Tech-giant Facebook unveiled the much-awaited dark mode of its desktop users, alongside some other navigation design updates, on Friday, May 8. The new Facebook settings were first announced at the F8 developers' conference in 2019 and it was later unrolled for some users earlier this year for feedback purposes. According to Facebook, the new design is faster to use and has a dark mode feature, which was already available for app users.
The latest version of Facebook lets users manage pages, groups, and events more effortlessly and efficiently. It gives a preview to a new group in real-time and lets users see what it looks like on mobile before they create it. The latest design also helps users find things faster than the previous version with new streamlined navigation.
"It’s never been easier to find videos, games, and groups, and the home page and page transitions load faster. It’s similar to our mobile experience," Facebook said about the feature on its website.
"Recently we’d focused on the mobile Facebook experience, and realised our desktop site had fallen behind. People need it to keep up. So we did on-the-ground research, spending months talking to people about how we could make the web experience better for them. Now we’re excited to deliver the new site, a great new foundation for the next decades of Facebook.com," the California based company said in its launch release.
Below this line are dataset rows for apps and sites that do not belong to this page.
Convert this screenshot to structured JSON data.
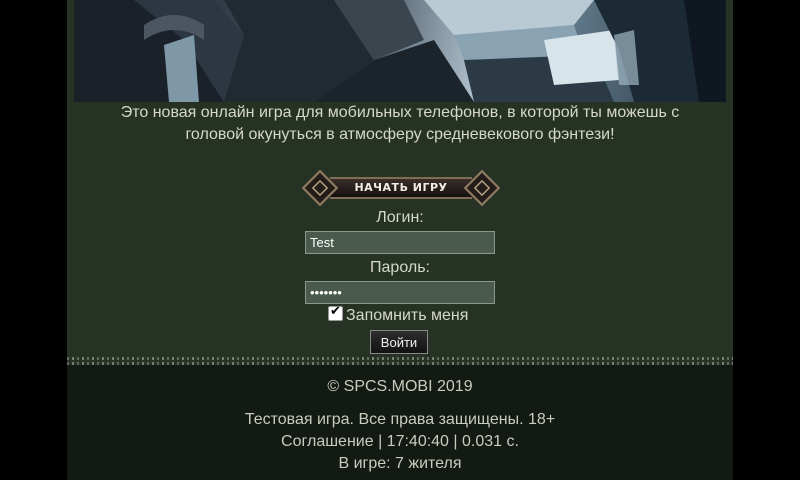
{
  "intro": {
    "line1": "Это новая онлайн игра для мобильных телефонов, в которой ты можешь с",
    "line2": "головой окунуться в атмосферу средневекового фэнтези!"
  },
  "start_button": {
    "label": "НАЧАТЬ ИГРУ"
  },
  "login_form": {
    "login_label": "Логин:",
    "login_value": "Test",
    "password_label": "Пароль:",
    "password_value": "•••••••",
    "remember_label": "Запомнить меня",
    "remember_checked": true,
    "submit_label": "Войти"
  },
  "footer": {
    "copyright": "© SPCS.MOBI 2019",
    "rights": "Тестовая игра. Все права защищены. 18+",
    "agreement_link": "Соглашение",
    "separator1": " | ",
    "time": "17:40:40",
    "separator2": " | ",
    "load_time": "0.031 с.",
    "online": "В игре: 7 жителя"
  },
  "colors": {
    "page_background": "#000000",
    "content_background": "#263324",
    "footer_background": "#131a14",
    "text": "#d6d8c8"
  }
}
Earlier on Wednesday, Facebook took a giant leap in its policy-making by announcing its first members of the new 'oversight board' that will take final and binding decisions on whether specific content should be allowed or removed from the social media platform. The board will moderate content on Facebook, Instagram and it consists of members from 27 different countries that include journalists, jurors, a Nobel laureate, and a former Danish Prime Minister.
Facebook has grown expeditiously in size since it was launched 16-years ago. It is currently the most-used social media platform anywhere in the world with over a billion users.
(Image Credit: Facebook/Webpage)